• **What is being asked**
In the answer, each entry below appears exactly as given, and no picture appears at all.

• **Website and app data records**

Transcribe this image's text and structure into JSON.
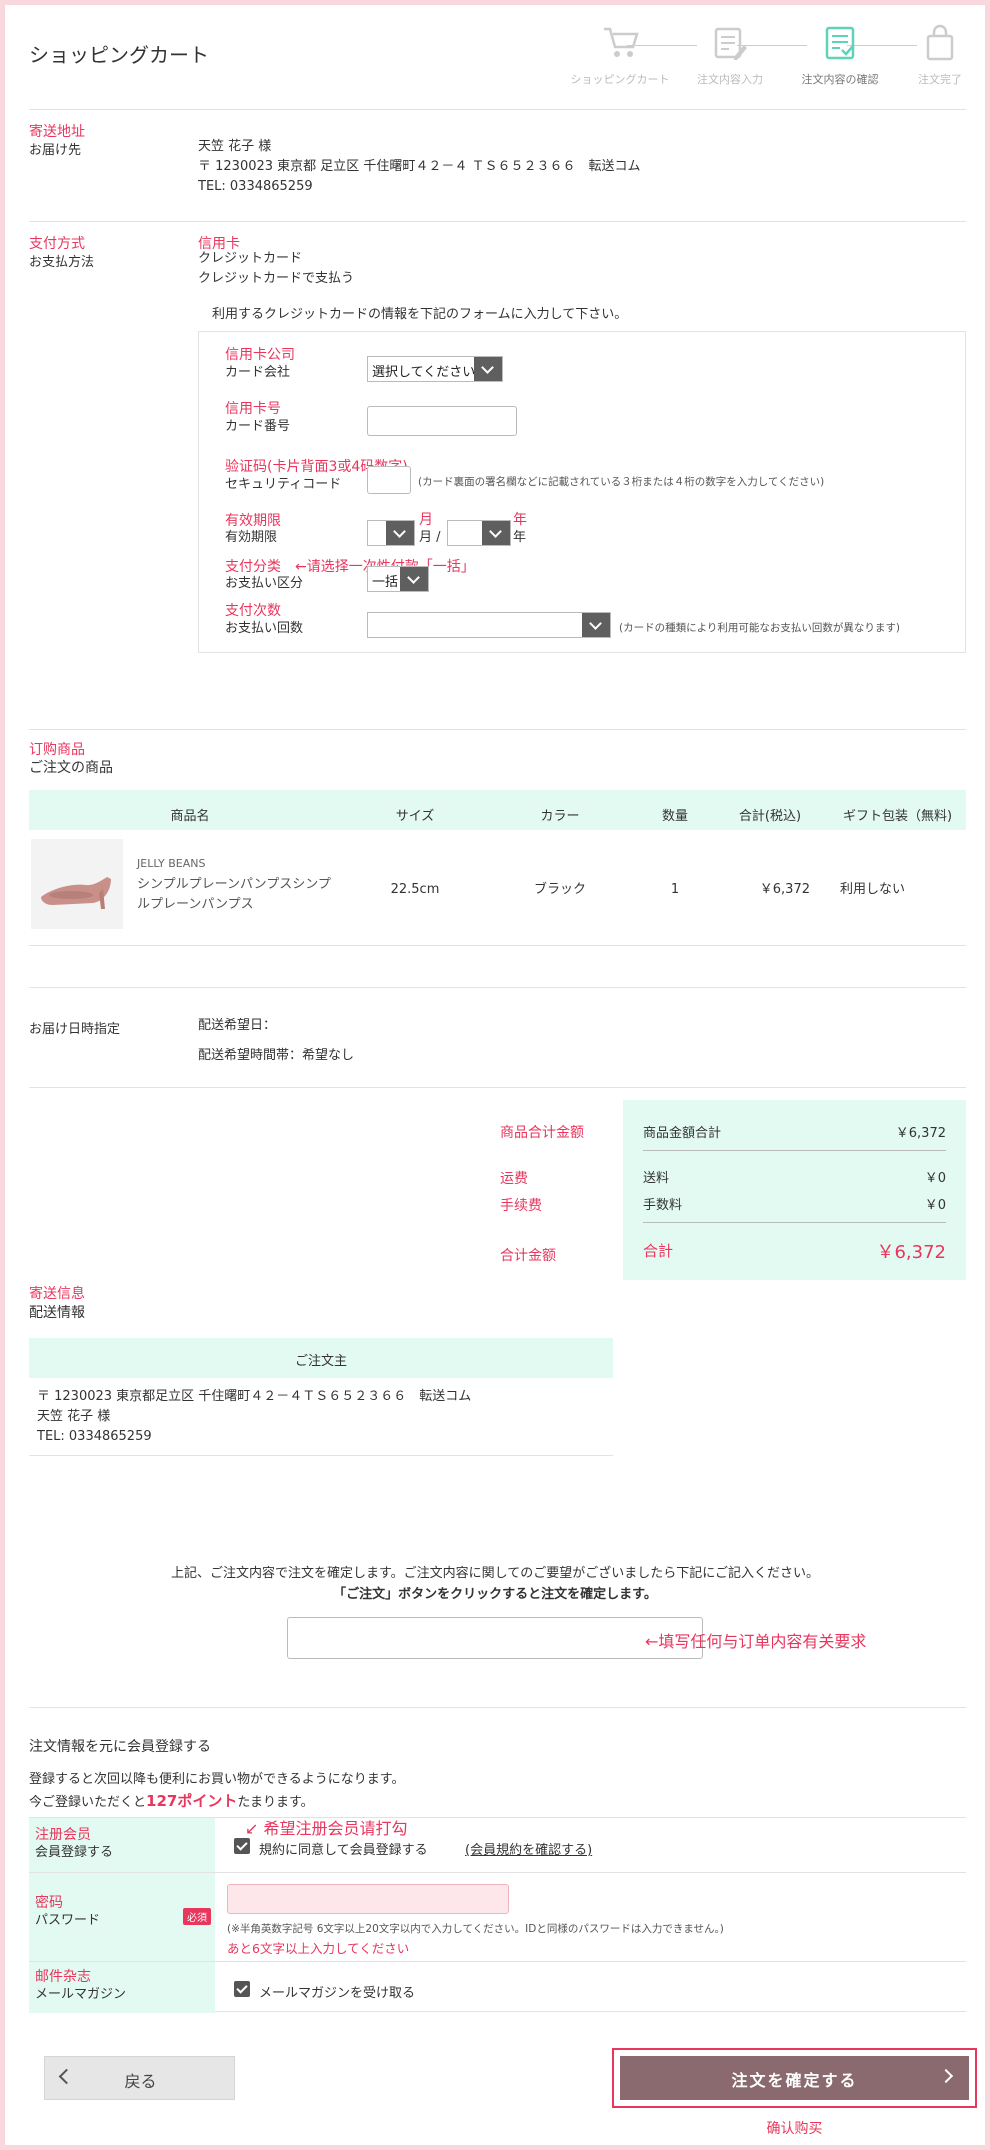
{
  "header": {
    "title": "ショッピングカート",
    "steps": [
      {
        "label": "ショッピングカート",
        "icon": "cart-icon"
      },
      {
        "label": "注文内容入力",
        "icon": "edit-form-icon"
      },
      {
        "label": "注文内容の確認",
        "icon": "checklist-icon"
      },
      {
        "label": "注文完了",
        "icon": "shopping-bag-icon"
      }
    ]
  },
  "shipping": {
    "zh": "寄送地址",
    "label": "お届け先",
    "name": "天笠 花子 様",
    "address": "〒 1230023 東京都 足立区 千住曙町４２－４ ＴＳ６５２３６６　転送コム",
    "tel": "TEL: 0334865259"
  },
  "payment": {
    "zh": "支付方式",
    "label": "お支払方法",
    "zh_method": "信用卡",
    "method": "クレジットカード",
    "method_sub": "クレジットカードで支払う",
    "instruction": "利用するクレジットカードの情報を下記のフォームに入力して下さい。",
    "card_company_zh": "信用卡公司",
    "card_company_label": "カード会社",
    "card_company_value": "選択してください",
    "card_number_zh": "信用卡号",
    "card_number_label": "カード番号",
    "security_zh": "验证码(卡片背面3或4码数字)",
    "security_label": "セキュリティコード",
    "security_note": "(カード裏面の署名欄などに記載されている３桁または４桁の数字を入力してください)",
    "expiry_zh": "有效期限",
    "expiry_label": "有効期限",
    "month_zh": "月",
    "year_zh": "年",
    "month_label": "月 /",
    "year_label": "年",
    "pay_type_zh": "支付分类",
    "pay_type_hint": "←请选择一次性付款「一括」",
    "pay_type_label": "お支払い区分",
    "pay_type_value": "一括",
    "installments_zh": "支付次数",
    "installments_label": "お支払い回数",
    "installments_note": "(カードの種類により利用可能なお支払い回数が異なります)"
  },
  "order": {
    "zh": "订购商品",
    "title": "ご注文の商品",
    "columns": [
      "商品名",
      "サイズ",
      "カラー",
      "数量",
      "合計(税込)",
      "ギフト包装（無料)"
    ],
    "item": {
      "brand": "JELLY BEANS",
      "name": "シンプルプレーンパンプスシンプルプレーンパンプス",
      "size": "22.5cm",
      "color": "ブラック",
      "qty": "1",
      "total": "￥6,372",
      "gift": "利用しない"
    }
  },
  "delivery_date": {
    "label": "お届け日時指定",
    "date": "配送希望日：",
    "time": "配送希望時間帯：希望なし"
  },
  "totals": {
    "subtotal_zh": "商品合计金额",
    "shipping_zh": "运费",
    "fee_zh": "手续费",
    "total_zh": "合计金额",
    "subtotal_label": "商品金額合計",
    "subtotal_value": "￥6,372",
    "shipping_label": "送料",
    "shipping_value": "￥0",
    "fee_label": "手数料",
    "fee_value": "￥0",
    "total_label": "合計",
    "total_value": "￥6,372"
  },
  "delivery_info": {
    "zh": "寄送信息",
    "title": "配送情報",
    "header": "ご注文主",
    "address": "〒 1230023 東京都足立区 千住曙町４２－４ＴＳ６５２３６６　転送コム",
    "name": "天笠 花子 様",
    "tel": "TEL: 0334865259"
  },
  "confirm": {
    "line1": "上記、ご注文内容で注文を確定します。ご注文内容に関してのご要望がございましたら下記にご記入ください。",
    "line2": "「ご注文」ボタンをクリックすると注文を確定します。",
    "comment_hint": "←填写任何与订单内容有关要求"
  },
  "member": {
    "title": "注文情報を元に会員登録する",
    "line1": "登録すると次回以降も便利にお買い物ができるようになります。",
    "line2_pre": "今ご登録いただくと",
    "line2_points": "127ポイント",
    "line2_post": "たまります。",
    "register_hint": "↙ 希望注册会员请打勾",
    "register_zh": "注册会员",
    "register_label": "会員登録する",
    "register_check": "規約に同意して会員登録する",
    "terms_link": "(会員規約を確認する)",
    "password_zh": "密码",
    "password_label": "パスワード",
    "required": "必須",
    "password_note": "(※半角英数字記号 6文字以上20文字以内で入力してください。IDと同様のパスワードは入力できません。)",
    "password_error": "あと6文字以上入力してください",
    "magazine_zh": "邮件杂志",
    "magazine_label": "メールマガジン",
    "magazine_check": "メールマガジンを受け取る"
  },
  "footer": {
    "back": "戻る",
    "confirm": "注文を確定する",
    "confirm_zh": "确认购买"
  },
  "colors": {
    "accent": "#e8365d",
    "mint": "#e3faf2",
    "button": "#8a6a6f",
    "frame": "#f8d7dd"
  }
}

• **Response to the exercise**
Transcribe this image's text and structure into JSON.
{
  "header": {
    "title": "ショッピングカート",
    "steps": [
      {
        "label": "ショッピングカート",
        "icon": "cart-icon"
      },
      {
        "label": "注文内容入力",
        "icon": "edit-form-icon"
      },
      {
        "label": "注文内容の確認",
        "icon": "checklist-icon"
      },
      {
        "label": "注文完了",
        "icon": "shopping-bag-icon"
      }
    ]
  },
  "shipping": {
    "zh": "寄送地址",
    "label": "お届け先",
    "name": "天笠 花子 様",
    "address": "〒 1230023 東京都 足立区 千住曙町４２－４ ＴＳ６５２３６６　転送コム",
    "tel": "TEL: 0334865259"
  },
  "payment": {
    "zh": "支付方式",
    "label": "お支払方法",
    "zh_method": "信用卡",
    "method": "クレジットカード",
    "method_sub": "クレジットカードで支払う",
    "instruction": "利用するクレジットカードの情報を下記のフォームに入力して下さい。",
    "card_company_zh": "信用卡公司",
    "card_company_label": "カード会社",
    "card_company_value": "選択してください",
    "card_number_zh": "信用卡号",
    "card_number_label": "カード番号",
    "security_zh": "验证码(卡片背面3或4码数字)",
    "security_label": "セキュリティコード",
    "security_note": "(カード裏面の署名欄などに記載されている３桁または４桁の数字を入力してください)",
    "expiry_zh": "有效期限",
    "expiry_label": "有効期限",
    "month_zh": "月",
    "year_zh": "年",
    "month_label": "月 /",
    "year_label": "年",
    "pay_type_zh": "支付分类",
    "pay_type_hint": "←请选择一次性付款「一括」",
    "pay_type_label": "お支払い区分",
    "pay_type_value": "一括",
    "installments_zh": "支付次数",
    "installments_label": "お支払い回数",
    "installments_note": "(カードの種類により利用可能なお支払い回数が異なります)"
  },
  "order": {
    "zh": "订购商品",
    "title": "ご注文の商品",
    "columns": [
      "商品名",
      "サイズ",
      "カラー",
      "数量",
      "合計(税込)",
      "ギフト包装（無料)"
    ],
    "item": {
      "brand": "JELLY BEANS",
      "name": "シンプルプレーンパンプスシンプルプレーンパンプス",
      "size": "22.5cm",
      "color": "ブラック",
      "qty": "1",
      "total": "￥6,372",
      "gift": "利用しない"
    }
  },
  "delivery_date": {
    "label": "お届け日時指定",
    "date": "配送希望日：",
    "time": "配送希望時間帯：希望なし"
  },
  "totals": {
    "subtotal_zh": "商品合计金额",
    "shipping_zh": "运费",
    "fee_zh": "手续费",
    "total_zh": "合计金额",
    "subtotal_label": "商品金額合計",
    "subtotal_value": "￥6,372",
    "shipping_label": "送料",
    "shipping_value": "￥0",
    "fee_label": "手数料",
    "fee_value": "￥0",
    "total_label": "合計",
    "total_value": "￥6,372"
  },
  "delivery_info": {
    "zh": "寄送信息",
    "title": "配送情報",
    "header": "ご注文主",
    "address": "〒 1230023 東京都足立区 千住曙町４２－４ＴＳ６５２３６６　転送コム",
    "name": "天笠 花子 様",
    "tel": "TEL: 0334865259"
  },
  "confirm": {
    "line1": "上記、ご注文内容で注文を確定します。ご注文内容に関してのご要望がございましたら下記にご記入ください。",
    "line2": "「ご注文」ボタンをクリックすると注文を確定します。",
    "comment_hint": "←填写任何与订单内容有关要求"
  },
  "member": {
    "title": "注文情報を元に会員登録する",
    "line1": "登録すると次回以降も便利にお買い物ができるようになります。",
    "line2_pre": "今ご登録いただくと",
    "line2_points": "127ポイント",
    "line2_post": "たまります。",
    "register_hint": "↙ 希望注册会员请打勾",
    "register_zh": "注册会员",
    "register_label": "会員登録する",
    "register_check": "規約に同意して会員登録する",
    "terms_link": "(会員規約を確認する)",
    "password_zh": "密码",
    "password_label": "パスワード",
    "required": "必須",
    "password_note": "(※半角英数字記号 6文字以上20文字以内で入力してください。IDと同様のパスワードは入力できません。)",
    "password_error": "あと6文字以上入力してください",
    "magazine_zh": "邮件杂志",
    "magazine_label": "メールマガジン",
    "magazine_check": "メールマガジンを受け取る"
  },
  "footer": {
    "back": "戻る",
    "confirm": "注文を確定する",
    "confirm_zh": "确认购买"
  },
  "colors": {
    "accent": "#e8365d",
    "mint": "#e3faf2",
    "button": "#8a6a6f",
    "frame": "#f8d7dd"
  }
}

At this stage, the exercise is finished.